About this task
Although the records contain pictures, repeat only the text of every line exactly.

[[ Working data, beginning ]]

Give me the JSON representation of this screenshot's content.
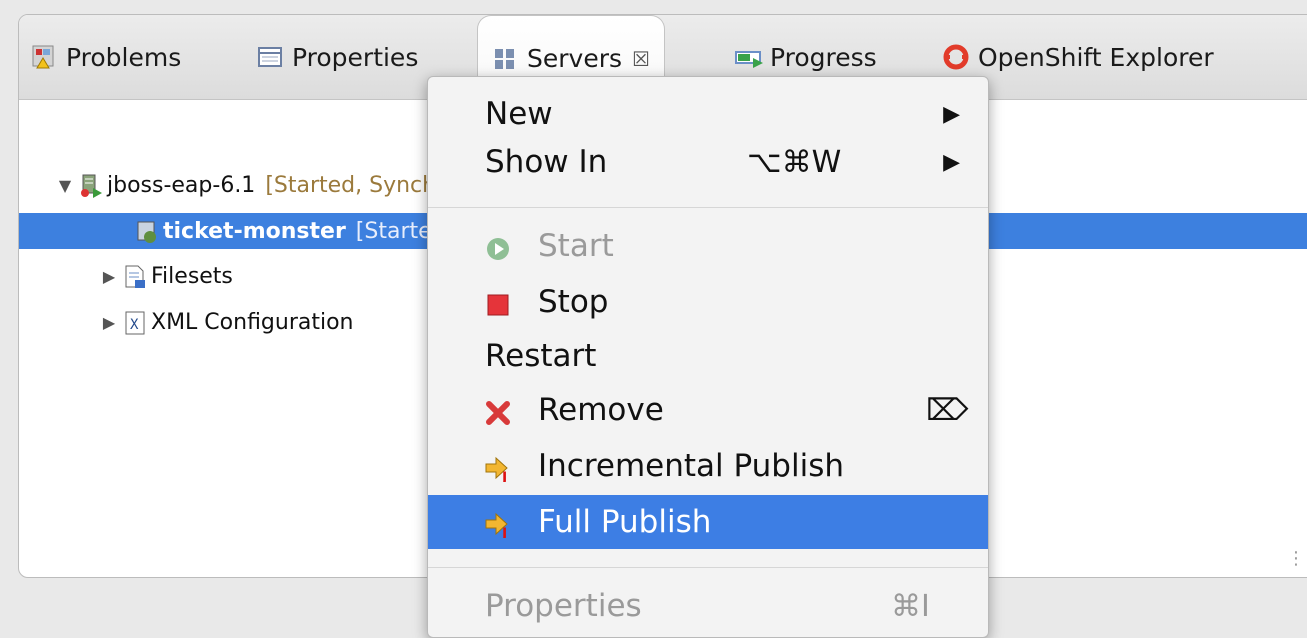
{
  "tabs": [
    {
      "label": "Problems"
    },
    {
      "label": "Properties"
    },
    {
      "label": "Servers",
      "close": "☒"
    },
    {
      "label": "Progress"
    },
    {
      "label": "OpenShift Explorer"
    }
  ],
  "tree": {
    "server": {
      "name": "jboss-eap-6.1",
      "status": "[Started, Synchronized]"
    },
    "module": {
      "name": "ticket-monster",
      "status": "[Started, Synchronized]"
    },
    "filesets": {
      "name": "Filesets"
    },
    "xml": {
      "name": "XML Configuration"
    }
  },
  "menu": {
    "new": {
      "label": "New"
    },
    "show_in": {
      "label": "Show In",
      "shortcut": "⌥⌘W"
    },
    "start": {
      "label": "Start"
    },
    "stop": {
      "label": "Stop"
    },
    "restart": {
      "label": "Restart"
    },
    "remove": {
      "label": "Remove",
      "shortcut": "⌦"
    },
    "incremental": {
      "label": "Incremental Publish"
    },
    "full": {
      "label": "Full Publish"
    },
    "properties": {
      "label": "Properties",
      "shortcut": "⌘I"
    }
  },
  "colors": {
    "selection": "#3d80df",
    "menu_highlight": "#3d7ee4",
    "status": "#9b7a3c"
  }
}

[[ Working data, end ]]

Solution
Give me the JSON representation of this screenshot's content.
{
  "tabs": [
    {
      "label": "Problems"
    },
    {
      "label": "Properties"
    },
    {
      "label": "Servers",
      "close": "☒"
    },
    {
      "label": "Progress"
    },
    {
      "label": "OpenShift Explorer"
    }
  ],
  "tree": {
    "server": {
      "name": "jboss-eap-6.1",
      "status": "[Started, Synchronized]"
    },
    "module": {
      "name": "ticket-monster",
      "status": "[Started, Synchronized]"
    },
    "filesets": {
      "name": "Filesets"
    },
    "xml": {
      "name": "XML Configuration"
    }
  },
  "menu": {
    "new": {
      "label": "New"
    },
    "show_in": {
      "label": "Show In",
      "shortcut": "⌥⌘W"
    },
    "start": {
      "label": "Start"
    },
    "stop": {
      "label": "Stop"
    },
    "restart": {
      "label": "Restart"
    },
    "remove": {
      "label": "Remove",
      "shortcut": "⌦"
    },
    "incremental": {
      "label": "Incremental Publish"
    },
    "full": {
      "label": "Full Publish"
    },
    "properties": {
      "label": "Properties",
      "shortcut": "⌘I"
    }
  },
  "colors": {
    "selection": "#3d80df",
    "menu_highlight": "#3d7ee4",
    "status": "#9b7a3c"
  }
}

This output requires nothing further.